The American Language, first published in 1919, is H. L. Mencken's book about the English language as spoken in the United States.
Mencken was inspired by "the argot of the colored waiters" in Washington, as well as one of his favorite authors, Mark Twain, and his experiences on the streets of Baltimore. In 1902, Mencken remarked on the "queer words which go into the making of 'United States.'" The book was preceded by several columns in The Evening Sun. Mencken eventually asked "Why doesn't some painstaking pundit attempt a grammar of the American language... English, that is, as spoken by the great masses of the plain people of this fair land?" It would appear that he answered his own question.
In the tradition of Noah Webster, who wrote the first American dictionary, Mencken wanted to defend "Americanisms" against a steady stream of English critics, who usually isolated Americanisms as borderline barbarous perversions of the mother tongue. Mencken assaulted the prescriptive grammar of these critics and American "schoolmarms", arguing, like Samuel Johnson in the preface to his dictionary, that language evolves independently of textbooks.
The book discusses the beginnings of "American" variations from "English", the spread of these variations, American names and slang over the course of its 374 pages. According to Mencken, American English was more colorful, vivid, and creative than its British counterpart.
About H.L. Mencken
Henry L. Mencken was born in Baltimore in 1880 and died there in 1956. He began his long career as a journalist, critic, and philologist on the Baltimore Morning Herald in 1899. In 1906 he joined the staff of the Baltimore Sun, thus beginning an association which lasted until a few years before his death. He was co-editor of the Smart Set with George Jean Nathan from 1908 to 1923, and with Nathan he founded The American Mercury, of which he was sole editor from 1925 to 1933. He was the author of many books, most notably The American Language, Prejudices, Happy Days, Newspaper Days, Heathen Days, and Minority Report.

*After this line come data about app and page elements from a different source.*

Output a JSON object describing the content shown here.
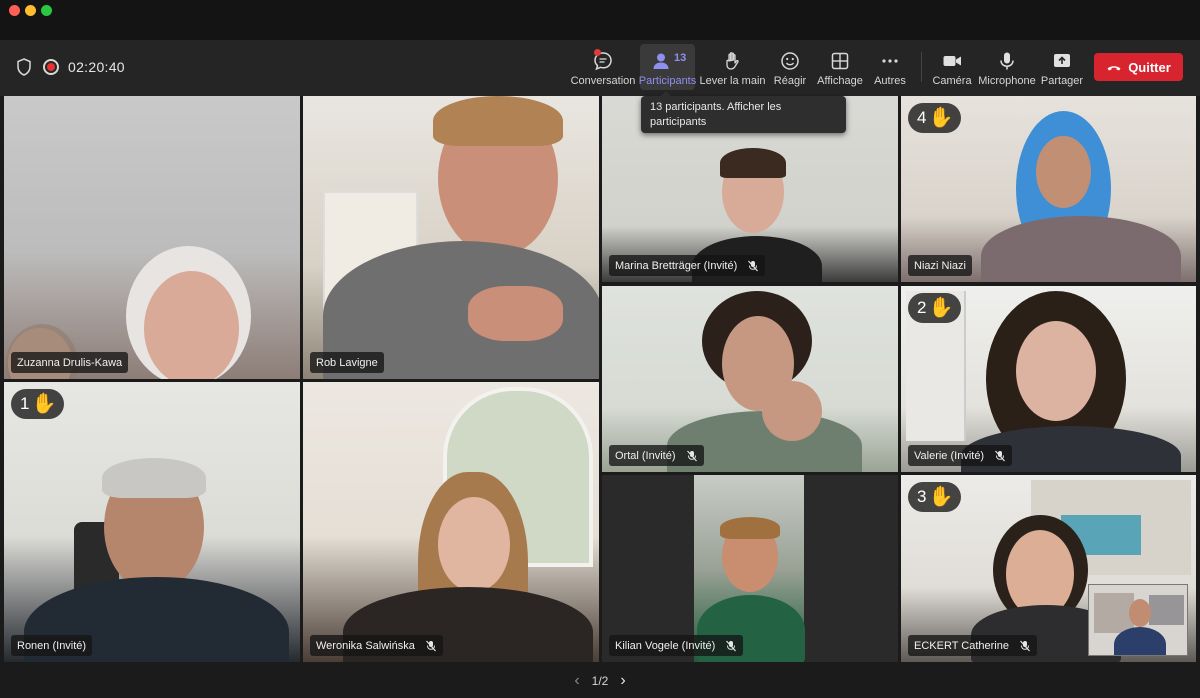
{
  "toolbar": {
    "timer": "02:20:40",
    "buttons": {
      "conversation": "Conversation",
      "participants": "Participants",
      "participants_count": "13",
      "raise_hand": "Lever la main",
      "react": "Réagir",
      "view": "Affichage",
      "more": "Autres",
      "camera": "Caméra",
      "microphone": "Microphone",
      "share": "Partager"
    },
    "quit_label": "Quitter"
  },
  "tooltip": "13 participants. Afficher les participants",
  "tiles": {
    "t1": {
      "name": "Zuzanna Drulis-Kawa"
    },
    "t2": {
      "name": "Rob Lavigne"
    },
    "t3": {
      "name": "Marina Bretträger (Invité)"
    },
    "t4": {
      "name": "Niazi Niazi",
      "hand": "4"
    },
    "t5": {
      "name": "Ortal (Invité)"
    },
    "t6": {
      "name": "Valerie (Invité)",
      "hand": "2"
    },
    "t7": {
      "name": "Ronen (Invité)",
      "hand": "1"
    },
    "t8": {
      "name": "Weronika Salwińska"
    },
    "t9": {
      "name": "Kilian Vogele (Invité)"
    },
    "t10": {
      "name": "ECKERT Catherine",
      "hand": "3"
    }
  },
  "pager": {
    "label": "1/2"
  },
  "colors": {
    "highlight": "#e8b43a",
    "active_speaker": "#7d6ff0",
    "quit": "#d7242f",
    "accent": "#8f8ff0"
  },
  "icons": [
    "shield-icon",
    "record-icon",
    "chat-icon",
    "person-icon",
    "hand-icon",
    "smile-icon",
    "grid-icon",
    "more-icon",
    "camera-icon",
    "mic-icon",
    "share-icon",
    "phone-icon",
    "mic-muted-icon"
  ]
}
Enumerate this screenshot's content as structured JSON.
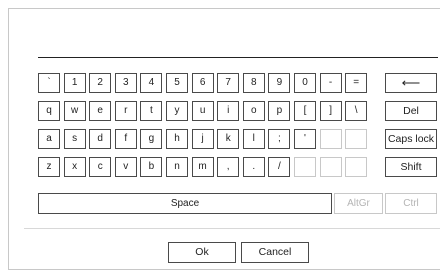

Charles A. Fecher was born in Baltimore in 1917 and lives there still. He is the author of The Philosophy of Jacques Maritain and Mencken: A Study of His Thought. He has written articles and reviews for a large number of publications, including The Critic, The Catholic World, The Sign, and the Baltimore Sun.